The findings were announced in a peer-reviewed article that published today in The Journal of Clinical Psychiatry. The researchers found that the cognitive exercise regimen from BrainHQ drove a large improvement in a standard measure of overall cognitive ability, as well as significant improvements in other cognitive measures. The researchers also suggest that these brain exercises could be an effective non-pharmaceutical treatment in helping people with bipolar disorder function more effectively in everyday life.
“Problems with memory, executive function, and processing speed are common symptoms of bipolar disorder, and have a direct and negative impact on an individual’s daily functioning and overall quality of life,” said lead investigator Dr. Eve Lewandowski, director of clinical programming for one of McLean’s schizophrenia and bipolar disorder programs and an assistant professor at Harvard Medical School. “Improving these cognitive dysfunctions is crucial to helping patients with bipolar disorder improve their ability to thrive in the community.”
For the study, the researchers enrolled 84 patients with bipolar disorder, aged 18-50, and randomized 75 patients into an intervention group or an active comparison group (used as a control).
The intervention group was asked to use a special regimen of exercises from BrainHQ, for a total of 70 hours over the course of 24 weeks. The control group was asked to spend an equivalent amount of time on computerized exercises that focused on quiz-style games, such as identifying locations on maps, solving basic math problems, and answering questions about popular culture. Completion rates varied within groups, but did not vary significantly between groups — with the BrainHQ group completing 43 hours, on average, and the control group completing 48 hours, on average.
Following training, the participants in the BrainHQ exercise group displayed large gains in the primary outcome measure of overall cognitive performance. They also showed a large gain on the sub-domain measure of memory and visual learning, and a trend toward a medium-sized gain in the sub-domain of speed of processing. Changes in other sub-domain scores were not individually significant. Change in a secondary measure of community functioning was also not significant, but participants with the largest cognitive improvements showed the largest gains in community functioning across the sample.

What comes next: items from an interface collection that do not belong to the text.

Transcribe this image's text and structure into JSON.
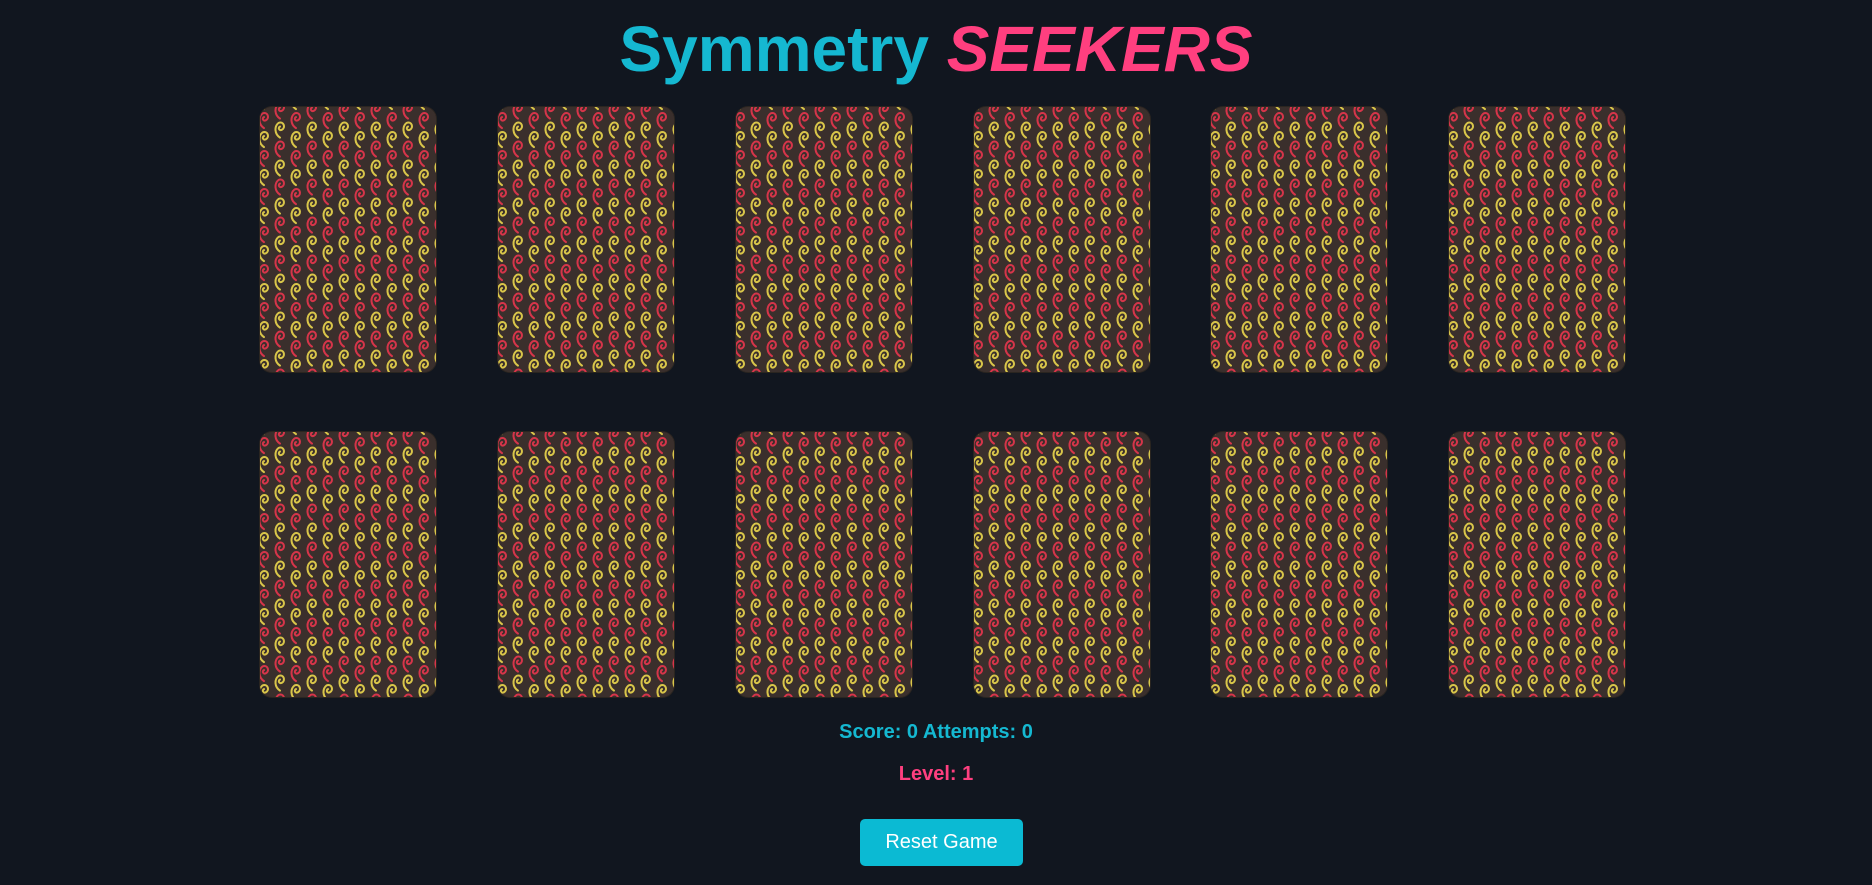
{
  "title": {
    "part1": "Symmetry",
    "part2": "SEEKERS"
  },
  "cards": [
    {
      "state": "face-down"
    },
    {
      "state": "face-down"
    },
    {
      "state": "face-down"
    },
    {
      "state": "face-down"
    },
    {
      "state": "face-down"
    },
    {
      "state": "face-down"
    },
    {
      "state": "face-down"
    },
    {
      "state": "face-down"
    },
    {
      "state": "face-down"
    },
    {
      "state": "face-down"
    },
    {
      "state": "face-down"
    },
    {
      "state": "face-down"
    }
  ],
  "stats": {
    "score_text": "Score: 0 Attempts: 0",
    "level_text": "Level: 1"
  },
  "reset_label": "Reset Game",
  "colors": {
    "background": "#11161f",
    "accent_cyan": "#15b8d1",
    "accent_pink": "#ff3f7f",
    "card_back": "#3a2f2c",
    "spiral_red": "#d6354a",
    "spiral_yellow": "#d9c64a"
  }
}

The researchers assessed study participants again six months after the training ended, and they found that the gain in overall cognition persisted — and that there was even a slight further improvement. They also found a significant change in the sub-domain of speed of processing and a trend in the sub-domain of memory and visual learning.
“These findings suggest that once the brain is better able to perform cognitive tasks, it will continue to strengthen those processes even after patients stop using the treatment,” Dr. Lewandowski said.

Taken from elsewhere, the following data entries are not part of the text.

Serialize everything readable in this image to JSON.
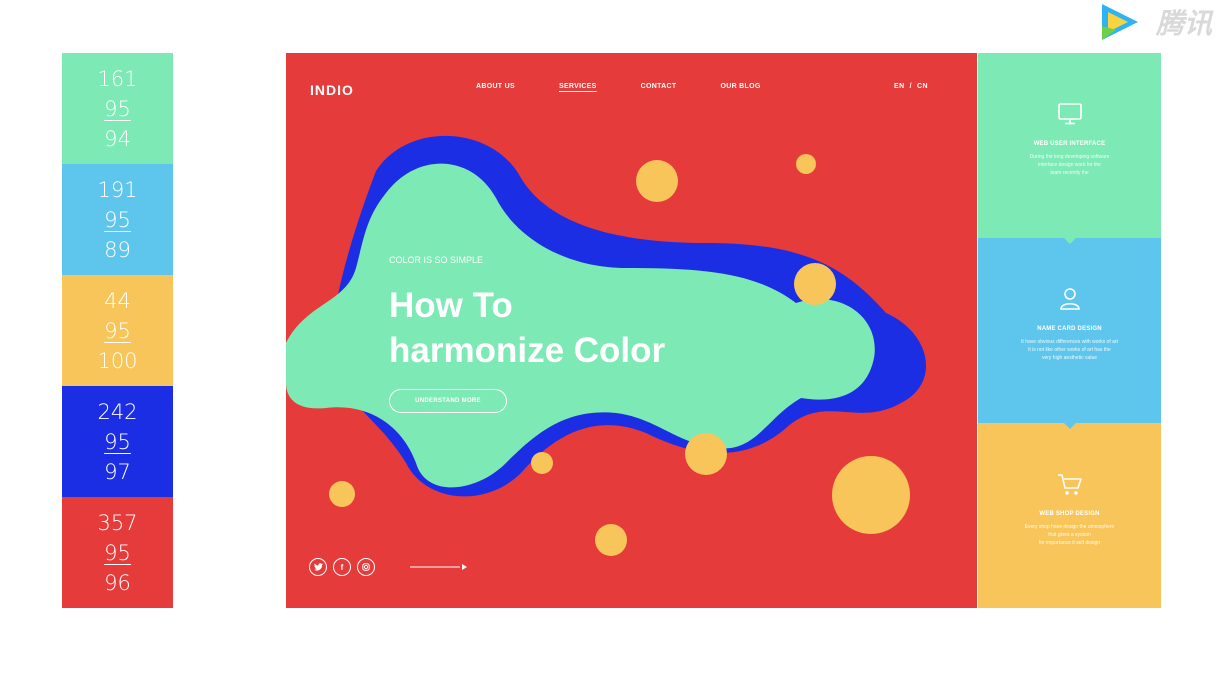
{
  "swatches": [
    {
      "h": "161",
      "s": "95",
      "b": "94",
      "color": "#7de9b4"
    },
    {
      "h": "191",
      "s": "95",
      "b": "89",
      "color": "#5ec6ec"
    },
    {
      "h": "44",
      "s": "95",
      "b": "100",
      "color": "#f8c55a"
    },
    {
      "h": "242",
      "s": "95",
      "b": "97",
      "color": "#1c2ee4"
    },
    {
      "h": "357",
      "s": "95",
      "b": "96",
      "color": "#e63b3b"
    }
  ],
  "hero": {
    "logo": "INDIO",
    "nav": [
      "ABOUT US",
      "SERVICES",
      "CONTACT",
      "OUR BLOG"
    ],
    "lang": "EN  /  CN",
    "tagline": "COLOR IS SO SIMPLE",
    "headline_line1": "How To",
    "headline_line2": "harmonize Color",
    "cta": "UNDERSTAND MORE",
    "social_icons": [
      "twitter-icon",
      "facebook-icon",
      "instagram-icon"
    ],
    "colors": {
      "background": "#e63b3b",
      "blob": "#7de9b4",
      "blob_shadow": "#1c2ee4",
      "dots": "#f8c55a"
    }
  },
  "cards": [
    {
      "title": "WEB USER INTERFACE",
      "icon": "monitor-icon",
      "color": "#7de9b4",
      "desc": [
        "During the long developing software",
        "interface design work for the",
        "team recently the"
      ]
    },
    {
      "title": "NAME CARD DESIGN",
      "icon": "user-icon",
      "color": "#5ec6ec",
      "desc": [
        "It have obvious differences with works of art",
        "it is not like other works of art has the",
        "very high aesthetic value"
      ]
    },
    {
      "title": "WEB SHOP DESIGN",
      "icon": "cart-icon",
      "color": "#f8c55a",
      "desc": [
        "Every shop have design the atmosphere",
        "that gives a system",
        "for importance it self design"
      ]
    }
  ],
  "watermark": {
    "text": "腾讯"
  }
}
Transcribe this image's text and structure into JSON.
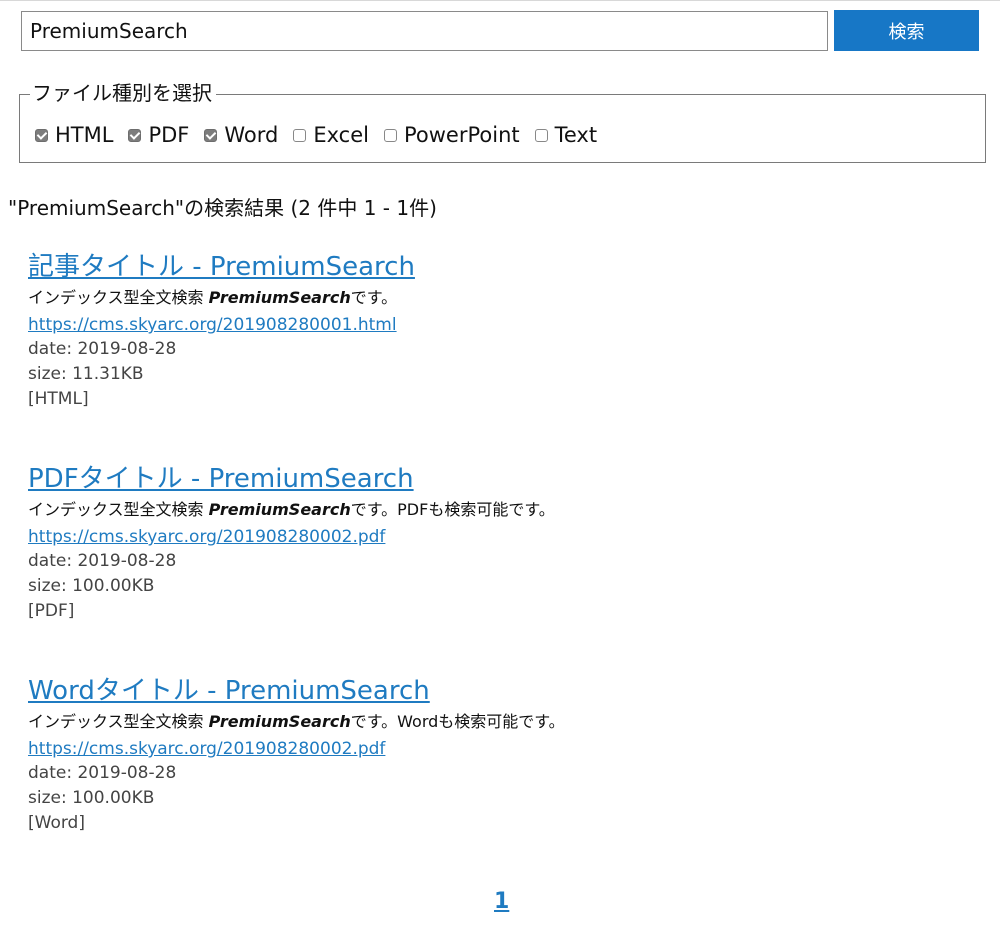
{
  "search": {
    "query": "PremiumSearch",
    "button_label": "検索"
  },
  "filetype": {
    "legend": "ファイル種別を選択",
    "options": [
      {
        "label": "HTML",
        "checked": true
      },
      {
        "label": "PDF",
        "checked": true
      },
      {
        "label": "Word",
        "checked": true
      },
      {
        "label": "Excel",
        "checked": false
      },
      {
        "label": "PowerPoint",
        "checked": false
      },
      {
        "label": "Text",
        "checked": false
      }
    ]
  },
  "results_heading": "\"PremiumSearch\"の検索結果 (2 件中 1 - 1件)",
  "results": [
    {
      "title": "記事タイトル - PremiumSearch",
      "snippet_prefix": "インデックス型全文検索 ",
      "snippet_highlight": "PremiumSearch",
      "snippet_suffix": "です。",
      "url": "https://cms.skyarc.org/201908280001.html",
      "date": "date: 2019-08-28",
      "size": "size: 11.31KB",
      "type": "[HTML]"
    },
    {
      "title": "PDFタイトル - PremiumSearch",
      "snippet_prefix": "インデックス型全文検索 ",
      "snippet_highlight": "PremiumSearch",
      "snippet_suffix": "です。PDFも検索可能です。",
      "url": "https://cms.skyarc.org/201908280002.pdf",
      "date": "date: 2019-08-28",
      "size": "size: 100.00KB",
      "type": "[PDF]"
    },
    {
      "title": "Wordタイトル - PremiumSearch",
      "snippet_prefix": "インデックス型全文検索 ",
      "snippet_highlight": "PremiumSearch",
      "snippet_suffix": "です。Wordも検索可能です。",
      "url": "https://cms.skyarc.org/201908280002.pdf",
      "date": "date: 2019-08-28",
      "size": "size: 100.00KB",
      "type": "[Word]"
    }
  ],
  "pagination": {
    "pages": [
      "1"
    ]
  }
}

“We are impressed by these breakthrough results,” said Dr. Henry Mahncke, CEO of Posit Science. “There are no medications that help with cognitive function in people with bipolar disorder – and brain training represents a novel approach to this unmet medical need. Our plan has always been to make brain training that is highly effective, ubiquitous and cheap. We plan to work with the medical community and appropriate regulators to find an efficient path to get highly affordable and easily accessible exercise regimens to patients who could be helped.”